Like everyone else - excluding importers, those planning overseas trips and consumers of petroleum-based products - I'm praying for the NZ dollar to fall.
What does it think it's doing up there, in the currency stratosphere? Come back to Earth this instant or someone's going to get hurt.
Earlier this year Graeme Wheeler tried to talk the dollar down, warning in a speech that the currency was on an unnatural high: "We believe the exchange rate is significantly over-valued relative to what would be sustainable long term in the absence of sizeable increases in the terms of trade and productivity."
According to Bob Jones, however, we shouldn't worry about it as "... when imbalances occur between foreign income and expenditure our floating exchange rate automatically adjusts so that it ultimately comes out in the wash".
"Ultimately," Jones may be right, but the adverb, with its loosely-defined timescale, doesn't help those looking for guidance on when this logical currency adjustment will occur.
And if the global currency trade truly was an automatic economic justice-dispensing machine then perhaps the NZ dollar - given what Wheeler describes as our "declining productivity differentials" - should've eased off by now.
Clearly, other forces are at work. Primarily, as Wheeler says in his speech - and what should be obvious to all observers - the 'innovative' money-printing strategies (so-called 'quantitative easing') of the US, UK, Japan etc has distorted currency markets.
"This has pushed down the quantitative easing currencies and pushed up currencies like the NZ dollar," Wheeler says.
But the global central bank currency distortion may go even further than that.
While New Zealand's central bank "would like to see a lower exchange rate", according to a recent survey, other central bankers appear to be pushing the kiwi in the opposite direction.
The study, carried out by Central Banking Publications and the Royal Bank of Scotland, polled 60 central bankers who collectively managed currency reserves worth US$6.7 trillion.
The Financial Times, which also covered the story, put it like this:
"Central bankers, increasingly frustrated with ultra-low returns and the depreciation of the [US] dollar and the euro, have invested in currencies which until recently they would have avoided along with riskier, higher-yielding assets such as equities and lower-rated government bonds."
The central banks' favoured currencies are the Australian and Canadian dollars, which 80 per cent of those surveyed had already invested in or were thinking about it.

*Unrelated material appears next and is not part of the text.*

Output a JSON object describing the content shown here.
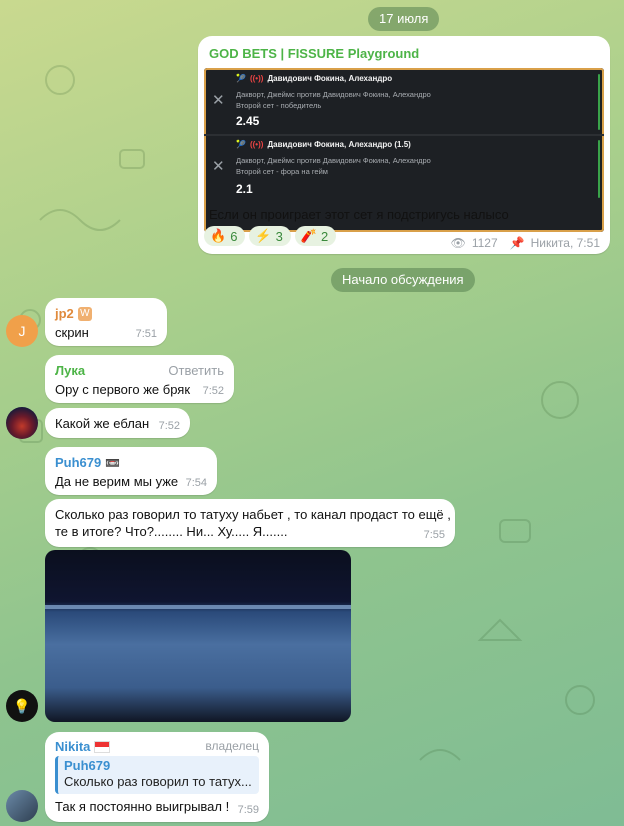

But the central bankers were also looking further afield for reserve parking spots:
"About half had, or were considering, branching out into the three Scandinavian currencies and the New Zealand dollar," the FT story says.